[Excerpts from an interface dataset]
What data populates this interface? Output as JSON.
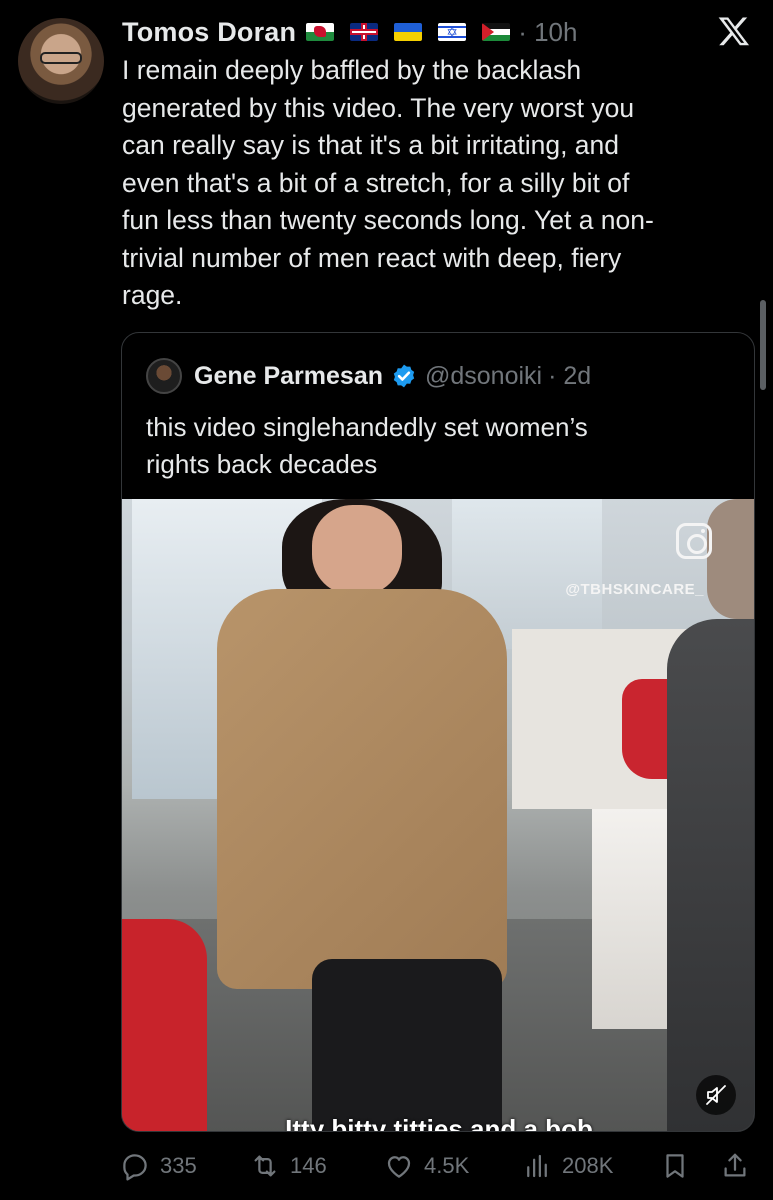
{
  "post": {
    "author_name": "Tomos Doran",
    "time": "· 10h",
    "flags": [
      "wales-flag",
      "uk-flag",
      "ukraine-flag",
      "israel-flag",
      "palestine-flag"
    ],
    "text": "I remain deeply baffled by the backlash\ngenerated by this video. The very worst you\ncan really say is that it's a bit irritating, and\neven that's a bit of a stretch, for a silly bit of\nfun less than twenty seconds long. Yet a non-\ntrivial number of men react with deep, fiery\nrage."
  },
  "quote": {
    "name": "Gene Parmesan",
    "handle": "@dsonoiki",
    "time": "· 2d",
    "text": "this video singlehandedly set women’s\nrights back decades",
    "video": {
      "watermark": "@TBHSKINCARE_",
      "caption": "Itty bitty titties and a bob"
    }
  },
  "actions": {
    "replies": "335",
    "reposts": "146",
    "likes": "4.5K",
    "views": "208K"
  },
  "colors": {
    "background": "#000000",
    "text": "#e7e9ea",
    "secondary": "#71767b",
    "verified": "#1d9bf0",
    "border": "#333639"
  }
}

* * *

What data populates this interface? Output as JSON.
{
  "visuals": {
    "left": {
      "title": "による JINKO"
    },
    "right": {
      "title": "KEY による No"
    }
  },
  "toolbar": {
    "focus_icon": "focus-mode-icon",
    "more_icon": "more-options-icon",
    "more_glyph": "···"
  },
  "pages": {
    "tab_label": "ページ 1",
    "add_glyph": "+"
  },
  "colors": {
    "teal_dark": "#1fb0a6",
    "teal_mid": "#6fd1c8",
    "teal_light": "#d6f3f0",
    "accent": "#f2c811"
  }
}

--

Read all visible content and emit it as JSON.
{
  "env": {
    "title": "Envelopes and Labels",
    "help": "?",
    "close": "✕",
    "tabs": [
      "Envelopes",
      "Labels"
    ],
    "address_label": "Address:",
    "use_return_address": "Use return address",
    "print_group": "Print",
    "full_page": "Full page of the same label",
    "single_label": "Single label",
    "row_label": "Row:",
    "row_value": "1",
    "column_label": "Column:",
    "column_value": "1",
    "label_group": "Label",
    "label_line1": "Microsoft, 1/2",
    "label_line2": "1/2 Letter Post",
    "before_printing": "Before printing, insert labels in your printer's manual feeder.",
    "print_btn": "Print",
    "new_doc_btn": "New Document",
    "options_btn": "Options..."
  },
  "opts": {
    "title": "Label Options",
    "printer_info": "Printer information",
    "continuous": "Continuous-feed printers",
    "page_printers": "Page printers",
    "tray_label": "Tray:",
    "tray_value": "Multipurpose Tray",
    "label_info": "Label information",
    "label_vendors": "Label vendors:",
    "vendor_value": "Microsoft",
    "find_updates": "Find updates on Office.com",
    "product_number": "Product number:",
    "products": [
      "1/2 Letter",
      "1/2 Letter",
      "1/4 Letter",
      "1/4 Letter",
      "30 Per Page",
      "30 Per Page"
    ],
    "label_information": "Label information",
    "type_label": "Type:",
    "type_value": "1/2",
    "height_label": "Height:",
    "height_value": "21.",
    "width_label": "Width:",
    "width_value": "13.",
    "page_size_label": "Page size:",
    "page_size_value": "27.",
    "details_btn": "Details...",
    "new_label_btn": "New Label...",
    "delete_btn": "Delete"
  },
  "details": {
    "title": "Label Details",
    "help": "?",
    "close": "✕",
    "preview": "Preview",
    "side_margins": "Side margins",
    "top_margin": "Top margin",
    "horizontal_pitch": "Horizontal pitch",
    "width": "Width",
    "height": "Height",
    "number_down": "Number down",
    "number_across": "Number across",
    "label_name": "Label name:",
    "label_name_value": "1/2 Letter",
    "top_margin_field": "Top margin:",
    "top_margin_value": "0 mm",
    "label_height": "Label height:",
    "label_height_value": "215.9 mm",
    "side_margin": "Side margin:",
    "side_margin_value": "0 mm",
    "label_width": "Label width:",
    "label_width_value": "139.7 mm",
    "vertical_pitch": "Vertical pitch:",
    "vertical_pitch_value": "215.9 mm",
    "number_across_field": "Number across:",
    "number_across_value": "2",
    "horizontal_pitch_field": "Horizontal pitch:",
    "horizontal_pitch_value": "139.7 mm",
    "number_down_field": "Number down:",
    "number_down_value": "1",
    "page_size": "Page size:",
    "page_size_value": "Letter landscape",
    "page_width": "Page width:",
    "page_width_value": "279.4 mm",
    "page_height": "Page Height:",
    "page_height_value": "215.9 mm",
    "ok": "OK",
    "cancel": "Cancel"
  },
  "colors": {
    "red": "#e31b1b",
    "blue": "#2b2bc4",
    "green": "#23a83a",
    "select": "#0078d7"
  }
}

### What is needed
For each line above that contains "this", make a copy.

### Problem solution
What data populates this interface? Output as JSON.
    "text": "I remain deeply baffled by the backlash\ngenerated by this video. The very worst you\ncan really say is that it's a bit irritating, and\neven that's a bit of a stretch, for a silly bit of\nfun less than twenty seconds long. Yet a non-\ntrivial number of men react with deep, fiery\nrage."
    "text": "this video singlehandedly set women’s\nrights back decades",
What data populates this interface? Output as JSON.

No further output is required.